On appeal to the full board, the case was remanded to another deputy for the purpose of taking additional testimony as to claimant's present ability or inability to work, and if able to work what was his earning capacity. Another hearing was held. No additional testimony was taken except that another doctor's deposition was submitted in evidence over objections that it was in the nature of hearsay testimony. Claimant was not present for examination or cross examination, and the question as to whether he had been properly served with subpoena duces tecum was raised. No finding was made by the deputy director; but on April 19, 1973, the full board again referred to the original deputy director's findings of November 8, 1972 (no reference being made to the additional evidence), and made the first deputy director's award that of the full board.

On appeal to the superior court, a confused and incomplete record was forwarded by the board showing the first hearing, findings of fact and award by the deputy director, a request for a de novo hearing; the second hearing without the deposition submitted in evidence, and the award of the full board wherein the board stated it considered "the entire evidence." The order of remand to the deputy director and the additional evidence was not in this record.
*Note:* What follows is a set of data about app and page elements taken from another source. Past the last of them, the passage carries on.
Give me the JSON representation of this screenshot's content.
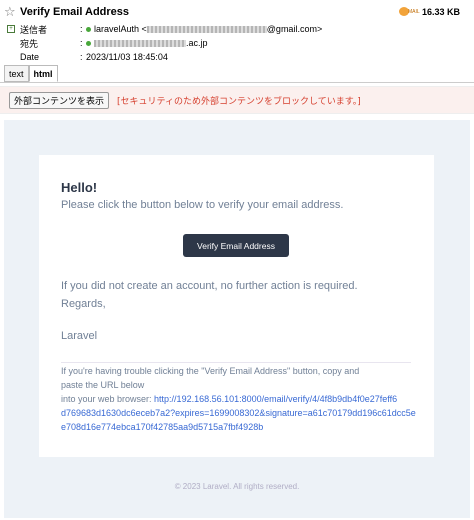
{
  "header": {
    "subject": "Verify Email Address",
    "size": "16.33 KB",
    "size_icon_text": "MAIL",
    "from_label": "送信者",
    "from_name": "laravelAuth <",
    "from_domain": "@gmail.com>",
    "to_label": "宛先",
    "to_domain": ".ac.jp",
    "date_label": "Date",
    "date_value": "2023/11/03 18:45:04",
    "colon": ":"
  },
  "tabs": [
    {
      "label": "text"
    },
    {
      "label": "html"
    }
  ],
  "external": {
    "button_label": "外部コンテンツを表示",
    "notice": "[セキュリティのため外部コンテンツをブロックしています。]"
  },
  "email": {
    "greeting": "Hello!",
    "intro": "Please click the button below to verify your email address.",
    "button_label": "Verify Email Address",
    "outro": "If you did not create an account, no further action is required.",
    "salutation": "Regards,",
    "signature": "Laravel",
    "subcopy_line1": "If you're having trouble clicking the \"Verify Email Address\" button, copy and",
    "subcopy_line2": "paste the URL below",
    "subcopy_line3_prefix": "into your web browser: ",
    "url_part1": "http://192.168.56.101:8000/email/verify/4/4f8b9db4f0e27feff6",
    "url_part2": "d769683d1630dc6eceb7a2?expires=1699008302&signature=a61c70179dd196c61dcc5e",
    "url_part3": "e708d16e774ebca170f42785aa9d5715a7fbf4928b",
    "footer": "© 2023 Laravel. All rights reserved."
  },
  "colors": {
    "button_bg": "#2d3748",
    "text_muted": "#718096",
    "link": "#3869d4",
    "notice": "#d6402f",
    "body_bg": "#edf2f7"
  }
}
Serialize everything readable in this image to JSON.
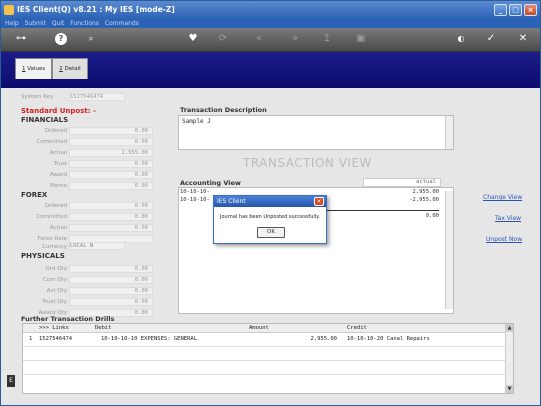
{
  "window": {
    "title": "IES Client(Q) v8.21 : My IES          [mode-Z]"
  },
  "menu": [
    "Help",
    "Submit",
    "Quit",
    "Functions",
    "Commands"
  ],
  "toolbar": {
    "help": "?",
    "search": "🔍"
  },
  "tabs": [
    {
      "num": "1",
      "label": "Values"
    },
    {
      "num": "2",
      "label": "Detail"
    }
  ],
  "system_key": {
    "label": "System Key",
    "value": "1527546474"
  },
  "standard_unpost": "Standard Unpost: -",
  "financials": {
    "title": "FINANCIALS",
    "rows": [
      {
        "label": "Ordered",
        "value": "0.00"
      },
      {
        "label": "Committed",
        "value": "0.00"
      },
      {
        "label": "Actual",
        "value": "2,955.00"
      },
      {
        "label": "Trust",
        "value": "0.00"
      },
      {
        "label": "Award",
        "value": "0.00"
      },
      {
        "label": "Memo",
        "value": "0.00"
      }
    ]
  },
  "forex": {
    "title": "FOREX",
    "rows": [
      {
        "label": "Ordered",
        "value": "0.00"
      },
      {
        "label": "Committed",
        "value": "0.00"
      },
      {
        "label": "Actual",
        "value": "0.00"
      },
      {
        "label": "Forex Rate",
        "value": ""
      },
      {
        "label": "Currency",
        "value": "LOCAL N"
      }
    ]
  },
  "physicals": {
    "title": "PHYSICALS",
    "rows": [
      {
        "label": "Ord Qty",
        "value": "0.00"
      },
      {
        "label": "Com Qty",
        "value": "0.00"
      },
      {
        "label": "Act Qty",
        "value": "0.00"
      },
      {
        "label": "Trust Qty",
        "value": "0.00"
      },
      {
        "label": "Award Qty",
        "value": "0.00"
      }
    ]
  },
  "transaction": {
    "desc_label": "Transaction Description",
    "desc_value": "Sample J",
    "view_title": "TRANSACTION VIEW",
    "accounting_view": "Accounting View",
    "actual_col": "actual",
    "rows": [
      {
        "acct": "10-10-10-",
        "amount": "2,955.00"
      },
      {
        "acct": "10-10-10-",
        "amount": "-2,955.00"
      }
    ],
    "total": "0.00"
  },
  "links": {
    "change_view": "Change View",
    "tax_view": "Tax View",
    "unpost_now": "Unpost Now"
  },
  "dialog": {
    "title": "IES Client",
    "message": "Journal has been Unposted successfully.",
    "ok": "OK"
  },
  "drills": {
    "title": "Further Transaction Drills",
    "headers": [
      ">>> Links",
      "Debit",
      "Amount",
      "Credit"
    ],
    "rows": [
      {
        "idx": "1",
        "link": "1527546474",
        "debit": "10-10-10-10 EXPENSES: GENERAL",
        "amount": "2,955.00",
        "credit": "10-10-10-20 Canal Repairs"
      }
    ]
  },
  "colors": {
    "title_blue": "#2c62b5",
    "header_navy": "#141480",
    "link_blue": "#2855b8",
    "unpost_red": "#d42020"
  }
}
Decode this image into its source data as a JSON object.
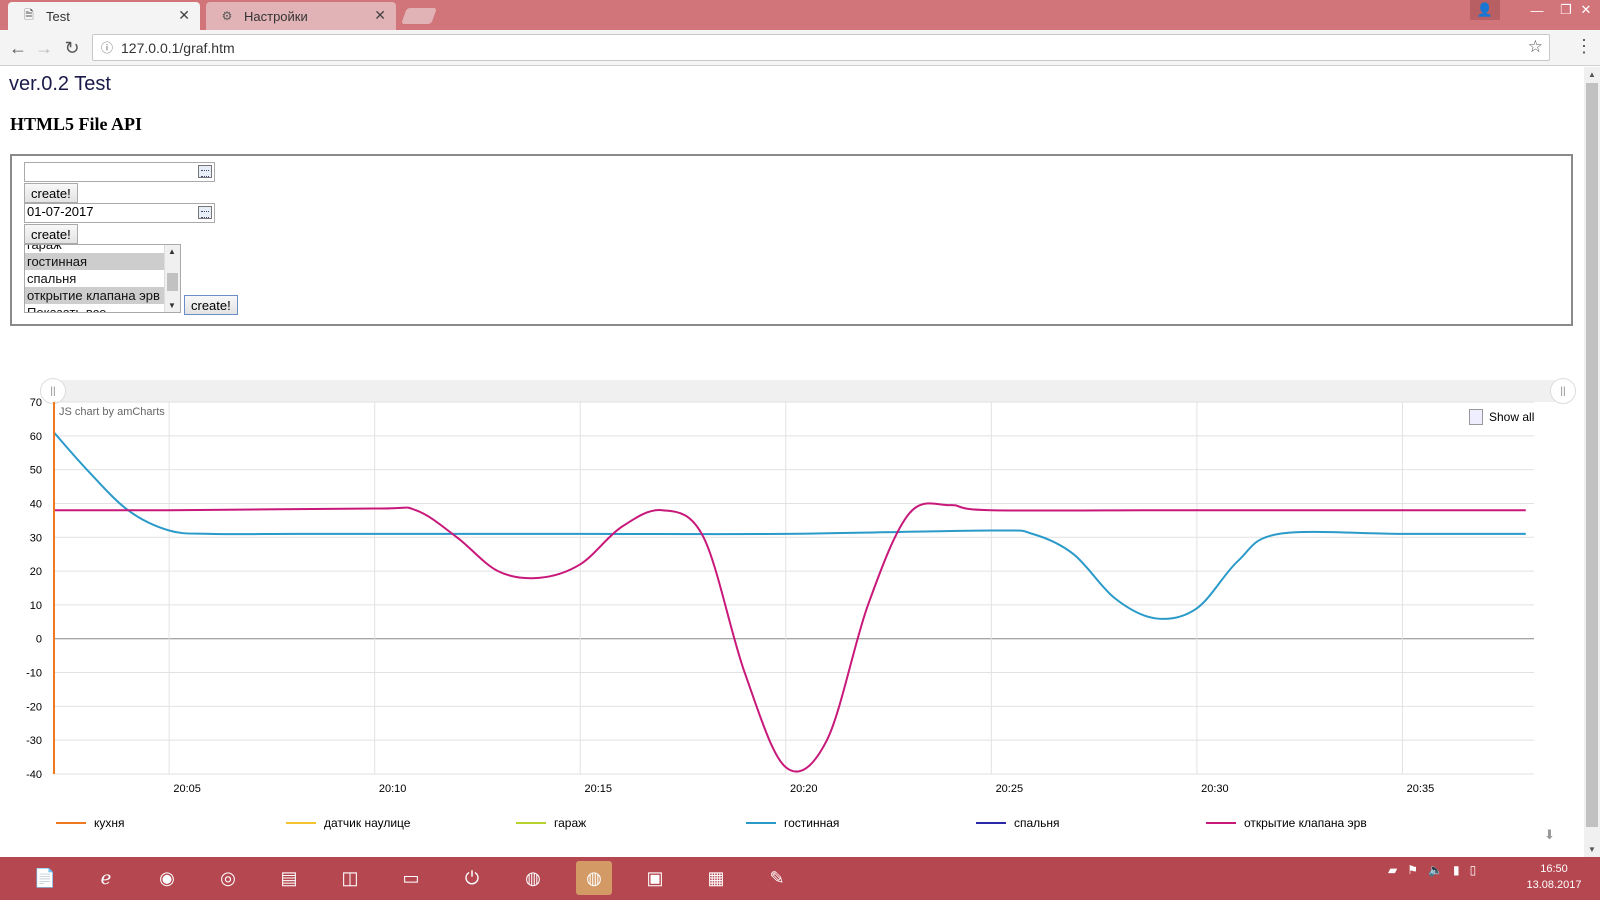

The judge of superior court reversed and remanded the case in order that the board might consider the only evidence submitted at the second hearing.

The insurer and employer appealed. Additional parts of the record from the board were filed in the lower court on August 29, 1974, after the hearing before and ruling by the superior court on July 2, 1974, and the notice of appeal on July 23, 1974. The deposition contained in this part of the record was not even considered by the lower court in the order we are to review. Held:

*259 We can understand the dilemma of the trial court and its reasoning in remanding the case, faced with the confused state of the record with documents and evidence missing. It is not clear that the additional evidence was ever considered by the full board after it had ordered another hearing.

Counsel for the insurer/employer insist that we should consider this additional record, and affirm the last order of the full board because it states it was based on the "entire record," citing Colbert v. American Fire &c. Co., 124 Ga. App. 808 (186 SE2d 432), and E. Z. Shop v. Pearce, 100 Ga. App. 785 (2) (112 SE2d 412). However, no mention was made in the case sub judice that the board was basing its findings on the hearing of Deputy Director King (who made no findings of fact or award); and it thus appears that the board based its findings entirely on the hearing and award of Deputy Director Hartman. Thus, we have no way of knowing whether or not the deposition submitted in evidence at the last hearing was considered by the full board. It was certainly not considered by the superior court because it was not before it in the incomplete record. E. Z. Shop v. Pearce, 100 Ga. App. 785 (2), supra, is not in point here, for in that case the presumption arose that the late deposition was a part of the record, and it was in its proper place in the record on appeal. The same applies to the cases of Hartford Acc. &c. Co. v. Snyder, 126 Ga. App. 31 (189 SE2d 919); and Zurich Ins. Co. v. Robinson, 127 Ga. App. 113 (192 SE2d 533), cited by counsel for appellant.

Whenever the courts feel that in making findings of fact the board has failed to weight all the evidence, the practice has been to recommit the case to the board for further consideration. Travelers Ins. Co. v. Merritt, 124 Ga. App. 42 (183 SE2d 73), and cases cited at page 44. Since the lower court was uncertain that the additional evidence had been considered by the full board (and we are uncertain), it did not err in remanding the case for further consideration.

Judgment affirmed. Pannell, P. J., and Webb, J., concur.